There has been a lot of talk about re-balancing the economy to diminish the dominance of London and boost the ‘regions’ – forgetting of course that London is a region! We have particularly heard about this in the arts and the ROCC Report – if you read it thoroughly, it gives a good view of the situation. A lot of the discussions around this re-balancing have taken the starting point of limited financial resource – no more money – and ignored the possibility that actually there is money – you could just take a bit more off the rich – for example! Also that investment in the arts brings a good return – I think I saw a figure quoted of every pound invested brings a return of six back – so you’d actually have more money for the other things we are supposed to be cutting back on if you did invest in the arts! Even so this rebalancing needs to be seen as that – a tricky balancing act – not a see-saw.
It also has to be recognised that one of the reasons that London sucks up so much of the arts cash is that it is home to many national institutions, galleries, museums etc, which would just eat up more cash if they were relocated elsewhere. Accepting that protecting our cultural heritage and keeping it free as a public resource, is accepting that these institutions continue to need funding. However that does not mean that to rebalance things we need to create new fixed galleries and museums elsewhere. This is not a competition between who has the largest and best buildings, opera company, theatre company. What we are trying to do is feed the ecosystem – re-invigorate the habitats that have been neglected. This means investing in grassroots, regional and touring organisations, and in projects such as Creative People and Places so that culture does not centralise into metropolitan areas (as it has done historically – which is why we have the situation we do in London) but gets out to as many people as possible. It is not just about the North, but about rural Cornwall, rural Lincolnshire, Northumberland – not just Newcastle.
But we don’t just have a regional imbalance. We also have gender imbalance and ethnic imbalance and other imbalances that need to be addressed. Diversity benefits us all, but currently it is best found at the grassroots (the place of least investment) and in the smaller scale organisations. These are the types of projects and organisation at most risk from funding cuts, where cutting what might seem a small amount of money, or refusing a project grant can make the difference to that project happening, or the organisation continuing to be able to do work. I have yet to meet anyone working in the arts who is not also working to make their organisation more diverse, to give more equal opportunities, to attract people from the widest range of backgrounds – and yet, 40 years after sex and race discrimination legislation it seems we still have a long way to go.
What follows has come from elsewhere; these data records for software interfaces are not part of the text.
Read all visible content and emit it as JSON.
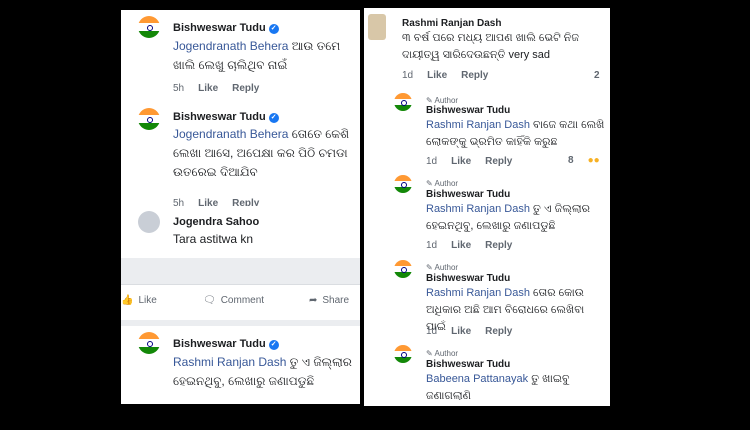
{
  "left": {
    "comments": [
      {
        "author": "Bishweswar Tudu",
        "verified_icon": "check-icon",
        "mention": "Jogendranath Behera",
        "text": " ଆଉ ତମେ ଖାଲି ଲେଖୁ ଚାଲିଥିବ ନାଇଁ",
        "time": "5h",
        "like": "Like",
        "reply": "Reply"
      },
      {
        "author": "Bishweswar Tudu",
        "verified_icon": "check-icon",
        "mention": "Jogendranath Behera",
        "text": " ତୋତେ କେଶି ଲେଖା ଆସେ, ଅପେକ୍ଷା କର ପିଠି ଚମଡା ଉତରେଇ ଦିଆଯିବ",
        "time": "5h",
        "like": "Like",
        "reply": "Reply"
      },
      {
        "author": "Jogendra Sahoo",
        "text": "Tara astitwa kn"
      },
      {
        "author": "Bishweswar Tudu",
        "verified_icon": "check-icon",
        "mention": "Rashmi Ranjan Dash",
        "text": " ତୁ ଏ ଜିଲ୍ଲାର ହେଇନଥିବୁ, ଲେଖାରୁ ଜଣାପଡୁଛି"
      }
    ],
    "actions": {
      "like": "Like",
      "comment": "Comment",
      "share": "Share",
      "like_icon": "thumbs-up-icon",
      "comment_icon": "speech-bubble-icon",
      "share_icon": "share-arrow-icon"
    }
  },
  "right": {
    "top": {
      "author": "Rashmi Ranjan Dash",
      "text": "୩ ବର୍ଷ ପରେ ମଧ୍ୟ ଆପଣ ଖାଲି ଭେଟି ନିଜ ଦାୟୀତ୍ୱ ସାରିଦେଉଛନ୍ତି very sad",
      "time": "1d",
      "like": "Like",
      "reply": "Reply",
      "count": "2"
    },
    "replies": [
      {
        "badge": "Author",
        "author": "Bishweswar Tudu",
        "mention": "Rashmi Ranjan Dash",
        "text": " ବାଜେ କଥା ଲେଖି ଲୋକଙ୍କୁ ଭ୍ରମିତ କାହିଁକି କରୁଛ",
        "time": "1d",
        "like": "Like",
        "reply": "Reply",
        "count": "8"
      },
      {
        "badge": "Author",
        "author": "Bishweswar Tudu",
        "mention": "Rashmi Ranjan Dash",
        "text": " ତୁ ଏ ଜିଲ୍ଲାର ହେଇନଥିବୁ, ଲେଖାରୁ ଜଣାପଡୁଛି",
        "time": "1d",
        "like": "Like",
        "reply": "Reply"
      },
      {
        "badge": "Author",
        "author": "Bishweswar Tudu",
        "mention": "Rashmi Ranjan Dash",
        "text": " ତୋର କୋଉ ଅଧିକାର ଅଛି ଆମ ବିରୋଧରେ ଲେଖିବା ପାଇଁ",
        "time": "1d",
        "like": "Like",
        "reply": "Reply"
      },
      {
        "badge": "Author",
        "author": "Bishweswar Tudu",
        "mention": "Babeena Pattanayak",
        "text": " ତୁ ଖାଇବୁ ଜଣାଗଲାଣି"
      }
    ]
  },
  "colors": {
    "mention": "#385898",
    "verified": "#1877f2",
    "flag_saffron": "#ff9933",
    "flag_green": "#138808"
  }
}
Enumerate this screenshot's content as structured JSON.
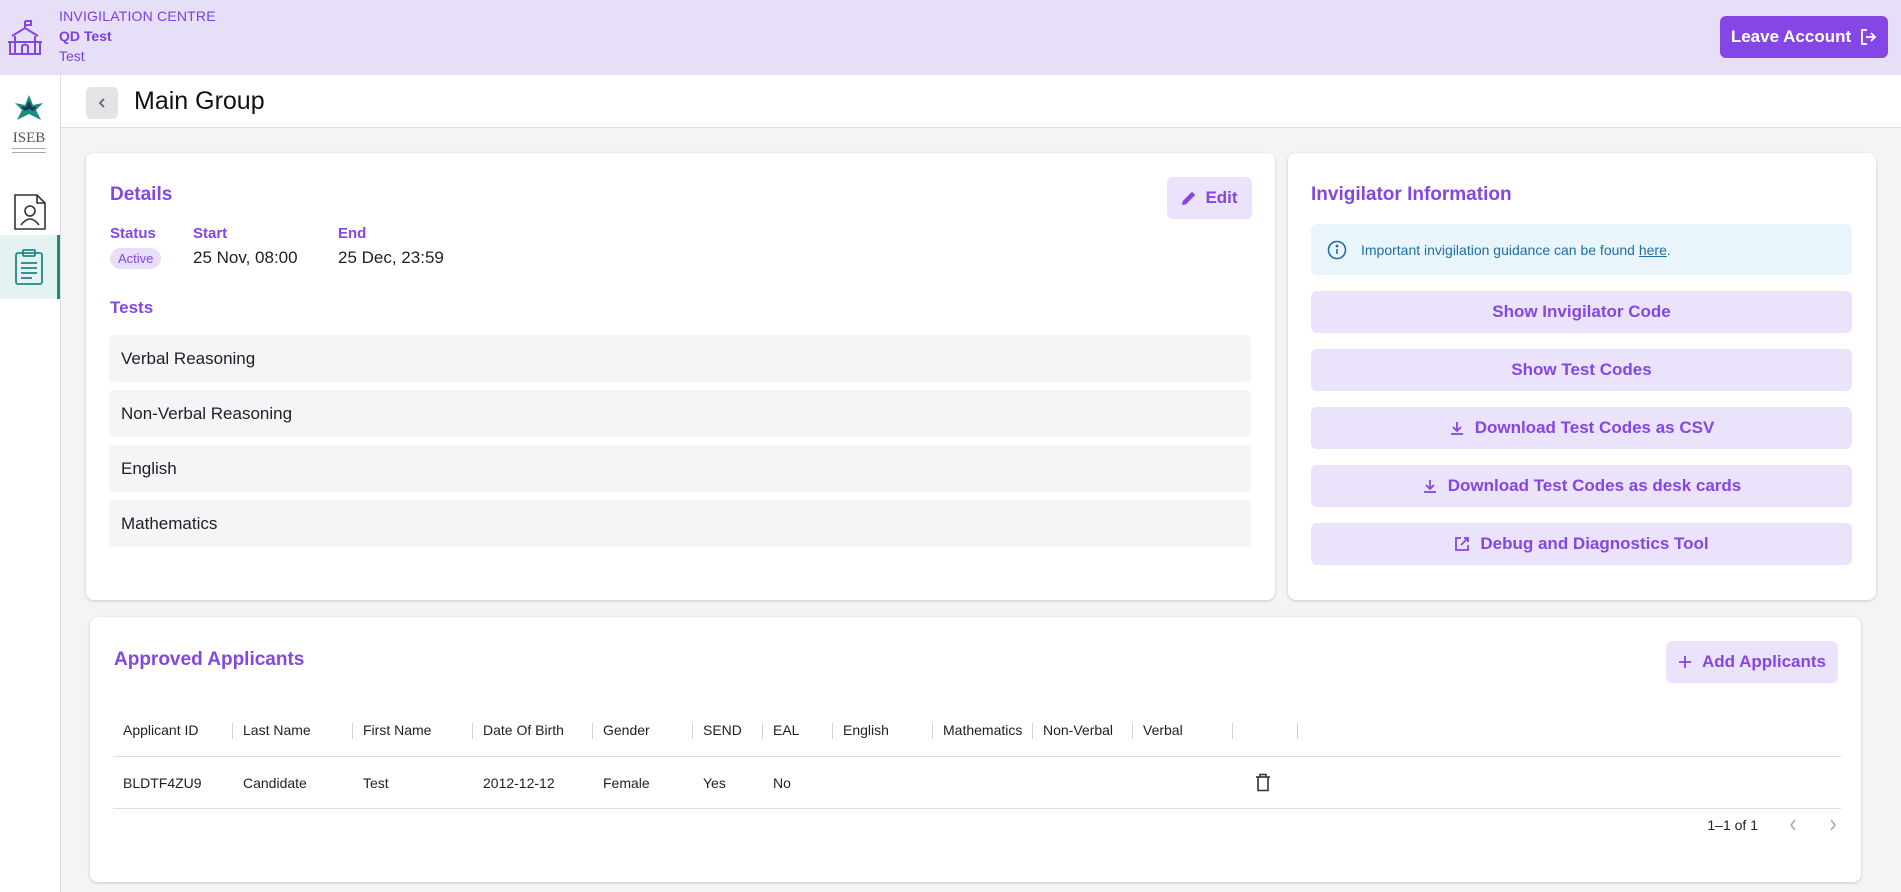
{
  "topbar": {
    "centre_label": "INVIGILATION CENTRE",
    "centre_name": "QD Test",
    "centre_sub": "Test",
    "leave_label": "Leave Account"
  },
  "sidebar": {
    "logo_text": "ISEB",
    "items": [
      {
        "name": "profile",
        "active": false
      },
      {
        "name": "clipboard",
        "active": true
      }
    ]
  },
  "header": {
    "title": "Main Group"
  },
  "details": {
    "title": "Details",
    "edit_label": "Edit",
    "status_label": "Status",
    "status_value": "Active",
    "start_label": "Start",
    "start_value": "25 Nov, 08:00",
    "end_label": "End",
    "end_value": "25 Dec, 23:59",
    "tests_label": "Tests",
    "tests": [
      "Verbal Reasoning",
      "Non-Verbal Reasoning",
      "English",
      "Mathematics"
    ]
  },
  "invigilator": {
    "title": "Invigilator Information",
    "info_text": "Important invigilation guidance can be found ",
    "info_link": "here",
    "info_end": ".",
    "buttons": [
      {
        "label": "Show Invigilator Code",
        "icon": ""
      },
      {
        "label": "Show Test Codes",
        "icon": ""
      },
      {
        "label": "Download Test Codes as CSV",
        "icon": "download-icon"
      },
      {
        "label": "Download Test Codes as desk cards",
        "icon": "download-icon"
      },
      {
        "label": "Debug and Diagnostics Tool",
        "icon": "external-link-icon"
      }
    ]
  },
  "applicants": {
    "title": "Approved Applicants",
    "add_label": "Add Applicants",
    "columns": [
      "Applicant ID",
      "Last Name",
      "First Name",
      "Date Of Birth",
      "Gender",
      "SEND",
      "EAL",
      "English",
      "Mathematics",
      "Non-Verbal",
      "Verbal",
      "",
      ""
    ],
    "rows": [
      [
        "BLDTF4ZU9",
        "Candidate",
        "Test",
        "2012-12-12",
        "Female",
        "Yes",
        "No",
        "",
        "",
        "",
        "",
        "",
        ""
      ]
    ],
    "pagination": "1–1 of 1"
  },
  "colors": {
    "accent": "#8446e4",
    "topbar_bg": "#e7dff8",
    "teal": "#1f8a84"
  }
}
A lot of us are working away at the bottom, and in the middle and a little bit at the top. But right at the top, on the boards of directly funded Government organisations, there is much less diversity than one might expect. DCMS makes around 400 direct appointments to government funded organisations. It gets one of the best reports on its appointment process from the Government auditor of such things. Yet the fact remains that the balance is not there: if you look at just the arts and culture Executive Non-Departmental Government Bodies – the proportion is 66% male, 34% female and 87% white. Something, somewhere isn’t working. Given that DCMS are considered to be doing a ‘good’ job here – what are other sectors like? Recent appointments (over the last year) have seen the gap narrowing – but not enough to redress this balance:
appointments 42% female / 58% male and
reappointments 41% female/ 59% male
Unless those proportions are reversed the status quo will not alter in favour of 50:50 male/female.
Something any political party might like to add to their manifesto is this:
A commitment to 50:50 male:female government appointments by 2020.
A commitment to a better ethnic balance in government appointments by 2020 (given the current situation it might be a lot to ask for 50:50 but perhaps we could go for 60/40 and see where we land?)
We can all do our bit for better diversity, and equality – and the Government can lead the way – let’s make it happen!
Note on the stats:
There is no published data on equality and diversity of Government appointments (so much for transparency). For the Executive Non-Governmental Bodies I used the DCMS list of organisations, for the sake of time I did not look at gambling or sports bodies. I then looked at the websites or each organisation and their list of trustees/board/council members, where no photos were available I googled the individuals to check ethnicity/gender where it was not clear. (I did this on 10 February 2015)
For the information on recent appointments I looked at the DCMS press releases relating to this from end of February last year to the present day (11 March 2015)
This is not a scientific way of working I appreciate – however there is the information and whilst it may be challenged that not all these boards are completely appointed by Government – the stats still stand – that is their make up – those are the appointment/reappointment figures. It is a shame that the Government itself has not made a commitment to audit and publish equality and diversity figures for all its
appointments – but that is another story!